* ASSIGNMENT *
Run through the records and show each line that includes the string "JSON".

===== RECORDS TO USE =====

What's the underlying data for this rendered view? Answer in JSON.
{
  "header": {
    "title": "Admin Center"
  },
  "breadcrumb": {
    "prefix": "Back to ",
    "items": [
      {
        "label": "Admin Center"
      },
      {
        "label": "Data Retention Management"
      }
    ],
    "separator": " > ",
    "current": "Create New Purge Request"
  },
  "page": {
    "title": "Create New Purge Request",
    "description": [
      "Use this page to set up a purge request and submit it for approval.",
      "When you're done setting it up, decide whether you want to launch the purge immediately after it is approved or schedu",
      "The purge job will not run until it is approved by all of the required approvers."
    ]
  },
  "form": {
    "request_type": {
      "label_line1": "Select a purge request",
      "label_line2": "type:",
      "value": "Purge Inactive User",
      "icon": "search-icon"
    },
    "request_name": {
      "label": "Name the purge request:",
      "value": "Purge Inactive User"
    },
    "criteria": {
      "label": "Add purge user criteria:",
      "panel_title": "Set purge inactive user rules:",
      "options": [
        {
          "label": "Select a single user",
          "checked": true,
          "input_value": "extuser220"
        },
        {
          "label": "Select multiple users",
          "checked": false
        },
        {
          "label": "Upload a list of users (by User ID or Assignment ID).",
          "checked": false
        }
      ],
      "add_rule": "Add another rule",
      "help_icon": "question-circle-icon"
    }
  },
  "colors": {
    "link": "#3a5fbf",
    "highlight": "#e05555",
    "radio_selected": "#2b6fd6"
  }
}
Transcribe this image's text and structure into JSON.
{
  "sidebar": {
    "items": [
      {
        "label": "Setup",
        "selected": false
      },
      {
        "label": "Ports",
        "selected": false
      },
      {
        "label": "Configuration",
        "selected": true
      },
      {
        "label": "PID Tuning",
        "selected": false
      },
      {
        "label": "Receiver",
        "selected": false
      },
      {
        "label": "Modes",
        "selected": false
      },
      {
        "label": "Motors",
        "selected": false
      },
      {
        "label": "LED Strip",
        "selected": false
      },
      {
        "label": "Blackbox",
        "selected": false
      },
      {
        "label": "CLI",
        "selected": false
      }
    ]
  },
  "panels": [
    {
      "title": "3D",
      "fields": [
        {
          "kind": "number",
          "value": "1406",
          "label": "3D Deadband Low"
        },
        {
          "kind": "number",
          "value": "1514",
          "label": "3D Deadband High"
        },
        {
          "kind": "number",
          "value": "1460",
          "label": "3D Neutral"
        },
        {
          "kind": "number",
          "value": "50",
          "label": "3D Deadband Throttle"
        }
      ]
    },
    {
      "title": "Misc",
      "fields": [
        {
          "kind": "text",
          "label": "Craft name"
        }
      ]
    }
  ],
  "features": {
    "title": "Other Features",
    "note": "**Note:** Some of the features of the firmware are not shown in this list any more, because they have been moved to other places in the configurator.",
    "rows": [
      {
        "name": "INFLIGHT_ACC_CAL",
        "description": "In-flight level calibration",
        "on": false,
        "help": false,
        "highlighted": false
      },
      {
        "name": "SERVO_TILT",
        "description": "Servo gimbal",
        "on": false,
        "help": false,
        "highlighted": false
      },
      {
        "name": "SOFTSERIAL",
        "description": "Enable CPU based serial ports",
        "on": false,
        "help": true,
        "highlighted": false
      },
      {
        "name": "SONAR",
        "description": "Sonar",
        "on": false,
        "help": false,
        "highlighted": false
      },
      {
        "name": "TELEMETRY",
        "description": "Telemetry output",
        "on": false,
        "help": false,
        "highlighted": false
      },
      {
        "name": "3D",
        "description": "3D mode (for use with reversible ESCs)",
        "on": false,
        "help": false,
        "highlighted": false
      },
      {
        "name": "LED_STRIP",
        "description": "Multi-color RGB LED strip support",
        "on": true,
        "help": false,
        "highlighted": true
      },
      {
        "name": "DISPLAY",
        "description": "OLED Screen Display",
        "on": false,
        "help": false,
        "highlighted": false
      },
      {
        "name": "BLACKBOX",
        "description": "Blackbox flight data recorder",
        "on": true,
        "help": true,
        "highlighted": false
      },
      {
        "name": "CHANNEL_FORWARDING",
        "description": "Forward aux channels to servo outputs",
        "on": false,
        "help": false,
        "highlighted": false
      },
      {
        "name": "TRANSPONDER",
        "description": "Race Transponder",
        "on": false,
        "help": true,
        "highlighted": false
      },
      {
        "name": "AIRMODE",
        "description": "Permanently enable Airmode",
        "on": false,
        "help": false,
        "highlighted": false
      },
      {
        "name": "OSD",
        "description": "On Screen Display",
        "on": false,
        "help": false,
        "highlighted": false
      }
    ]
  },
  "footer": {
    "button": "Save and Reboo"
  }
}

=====

* TASK OUTPUT *
What's the underlying data for this rendered view? Answer in JSON.
Transcribe this image's text and structure into JSON.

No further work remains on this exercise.